Furthermore, with continued limited transparency regarding what foundations do and achieve, highlighted in numerous reports in Switzerland (and often a consequence of philanthropists’ modesty and desire to keep their wealth and action private), trust in the sector cannot simply be taken for granted. “Doing and achieving” is not just about transparency: it is also about having the knowledge and ability to achieve a demonstrably positive impact by efficiently and effectively deploying resources to deliver social outcomes.
To stay ahead of these forces, this new study seeks to promote the vitality of the philanthropic sector needed to go to new depths of practice and engagement. Due to their institutional and registered nature, our focus continues to be on public utility foundations as the “tangible” core of the philanthropic sector. At the same time, we did not want to ignore foundations’ links to private philanthropic engagement and direct giving, which are grounded in a shared commitment to act for the public good, nor the enabling conditions that affect both institutionalized and personalized giving. Reflecting on previous studies, we felt that we could add particular value by responding to three gaps in existing scholarship.
First, instead of a one-time report, could we create a robust methodology that would allow us to periodically re-evaluate key sector performance indicators using the same basis of assessment? In the spirit of continuous improvement, such an approach could go beyond creating a common sector development agenda for foundations, government, and sector intermediaries, among others. It could also help maintain momentum through a recurring cycle of assessment, identification of sector development priorities, and action.
Second, following the adage that only what gets measured gets managed, could our assessment be holistic and integrate both quantitative and qualitative measures, shedding the light of inquiry on how the sector is progressing by collecting stakeholders’ perceptions of the same indicators? This would allow us to identify not only knowledge or capacity gaps, but also forward-looking information including beliefs and behaviors in the sector that enable or stand in the way of further progress.

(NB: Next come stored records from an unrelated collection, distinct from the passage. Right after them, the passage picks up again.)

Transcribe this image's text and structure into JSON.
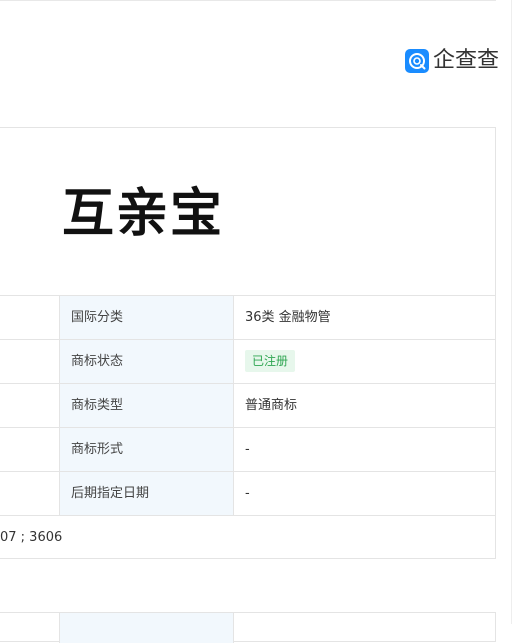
{
  "logo": {
    "text": "企查查",
    "icon_name": "qcc-logo-icon",
    "accent": "#1a8cff"
  },
  "trademark": {
    "mark_text": "互亲宝"
  },
  "details": [
    {
      "label": "国际分类",
      "value": "36类 金融物管"
    },
    {
      "label": "商标状态",
      "value": "已注册",
      "badge": true
    },
    {
      "label": "商标类型",
      "value": "普通商标"
    },
    {
      "label": "商标形式",
      "value": "-"
    },
    {
      "label": "后期指定日期",
      "value": "-"
    }
  ],
  "similar_groups": "07 ; 3606",
  "colors": {
    "label_bg": "#f2f8fd",
    "badge_bg": "#e7f7ec",
    "badge_text": "#2fa652",
    "border": "#e4e4e4"
  }
}
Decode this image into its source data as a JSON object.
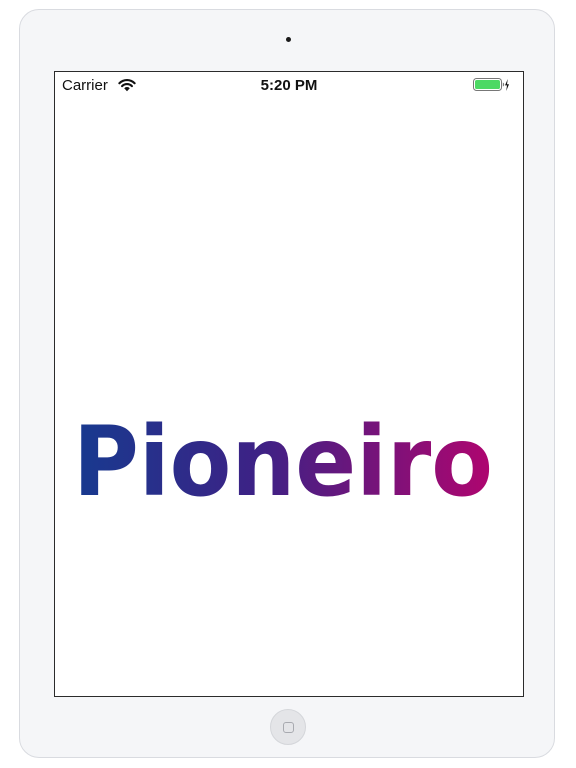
{
  "status_bar": {
    "carrier": "Carrier",
    "time": "5:20 PM",
    "wifi_icon": "wifi-icon",
    "battery_icon": "battery-charging-icon",
    "battery_fill_fraction": 1.0,
    "battery_color": "#4cd964"
  },
  "splash": {
    "logo_text": "Pioneiro",
    "logo_gradient_start": "#173a8f",
    "logo_gradient_end": "#b0056f"
  },
  "device": {
    "home_button_icon": "home-button-icon"
  }
}
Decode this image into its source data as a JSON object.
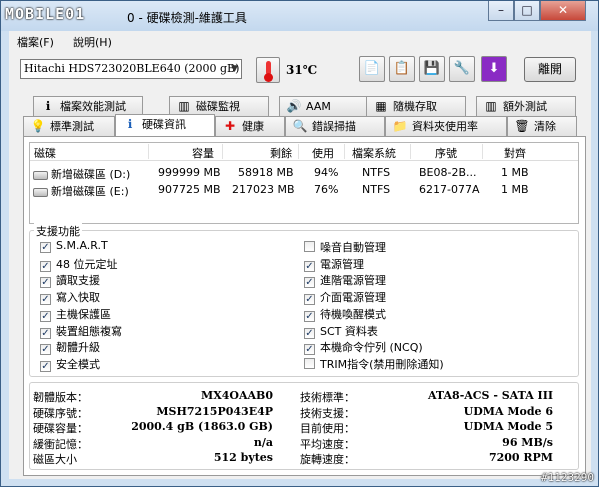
{
  "window": {
    "logo": "MOBILE01",
    "title": "0 - 硬碟檢測-維護工具",
    "controls": {
      "minimize": "–",
      "maximize": "□",
      "close": "✕"
    }
  },
  "menu": [
    {
      "label": "檔案(F)"
    },
    {
      "label": "說明(H)"
    }
  ],
  "toolbar": {
    "drive": "Hitachi HDS723020BLE640 (2000 gB)",
    "temperature": "31℃",
    "exit_label": "離開",
    "buttons": [
      {
        "name": "copy-icon",
        "glyph": "📄"
      },
      {
        "name": "copy-alt-icon",
        "glyph": "📋"
      },
      {
        "name": "save-icon",
        "glyph": "💾"
      },
      {
        "name": "settings-icon",
        "glyph": "🔧"
      },
      {
        "name": "download-icon",
        "glyph": "⬇"
      }
    ]
  },
  "tabs_back": [
    {
      "label": "檔案效能測試",
      "icon": "ℹ"
    },
    {
      "label": "磁碟監視",
      "icon": "▥"
    },
    {
      "label": "AAM",
      "icon": "🔊"
    },
    {
      "label": "隨機存取",
      "icon": "▦"
    },
    {
      "label": "額外測試",
      "icon": "▥"
    }
  ],
  "tabs_front": [
    {
      "label": "標準測試",
      "icon": "💡"
    },
    {
      "label": "硬碟資訊",
      "icon": "ℹ"
    },
    {
      "label": "健康",
      "icon": "✚"
    },
    {
      "label": "錯誤掃描",
      "icon": "🔍"
    },
    {
      "label": "資料夾使用率",
      "icon": "📁"
    },
    {
      "label": "清除",
      "icon": "🗑"
    }
  ],
  "volumes": {
    "headers": [
      "磁碟",
      "容量",
      "剩餘",
      "使用",
      "檔案系統",
      "序號",
      "對齊"
    ],
    "rows": [
      [
        "新增磁碟區 (D:)",
        "999999 MB",
        "58918 MB",
        "94%",
        "NTFS",
        "BE08-2B...",
        "1 MB"
      ],
      [
        "新增磁碟區 (E:)",
        "907725 MB",
        "217023 MB",
        "76%",
        "NTFS",
        "6217-077A",
        "1 MB"
      ]
    ]
  },
  "features": {
    "title": "支援功能",
    "left": [
      {
        "label": "S.M.A.R.T",
        "checked": true
      },
      {
        "label": "48 位元定址",
        "checked": true
      },
      {
        "label": "讀取支援",
        "checked": true
      },
      {
        "label": "寫入快取",
        "checked": true
      },
      {
        "label": "主機保護區",
        "checked": true
      },
      {
        "label": "裝置組態複寫",
        "checked": true
      },
      {
        "label": "韌體升級",
        "checked": true
      },
      {
        "label": "安全模式",
        "checked": true
      }
    ],
    "right": [
      {
        "label": "噪音自動管理",
        "checked": false
      },
      {
        "label": "電源管理",
        "checked": true
      },
      {
        "label": "進階電源管理",
        "checked": true
      },
      {
        "label": "介面電源管理",
        "checked": true
      },
      {
        "label": "待機喚醒模式",
        "checked": true
      },
      {
        "label": "SCT 資料表",
        "checked": true
      },
      {
        "label": "本機命令佇列 (NCQ)",
        "checked": true
      },
      {
        "label": "TRIM指令(禁用刪除通知)",
        "checked": false
      }
    ]
  },
  "info": {
    "left": [
      {
        "label": "韌體版本：",
        "value": "MX4OAAB0"
      },
      {
        "label": "硬碟序號：",
        "value": "MSH7215P043E4P"
      },
      {
        "label": "硬碟容量：",
        "value": "2000.4 gB (1863.0 GB)"
      },
      {
        "label": "緩衝記憶：",
        "value": "n/a"
      },
      {
        "label": "磁區大小",
        "value": "512 bytes"
      }
    ],
    "right": [
      {
        "label": "技術標準：",
        "value": "ATA8-ACS - SATA III"
      },
      {
        "label": "技術支援：",
        "value": "UDMA Mode 6"
      },
      {
        "label": "目前使用：",
        "value": "UDMA Mode 5"
      },
      {
        "label": "平均速度：",
        "value": "96 MB/s"
      },
      {
        "label": "旋轉速度：",
        "value": "7200 RPM"
      }
    ]
  },
  "watermark": "#1123290"
}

Third, could we ourselves create more trust in the analysis and assessment process by being even more inclusive of sector stakeholders? In this spirit, several foundations joined forces to fund the initiative (see Appendix 3). A veritable incubation exercise with consultations for nearly a year brought institutions together across sectors to design, steer and execute the study. For the first time, in a spirit of partnership, this included key stakeholders like the foundation supervisory authorities of Geneva, Vaud, and the Swiss Confederation; the GCP and CEPS; and the two largest Swiss foundation associations. Dozens of experts were consulted and hundreds of stakeholders reached through both closed and public surveys.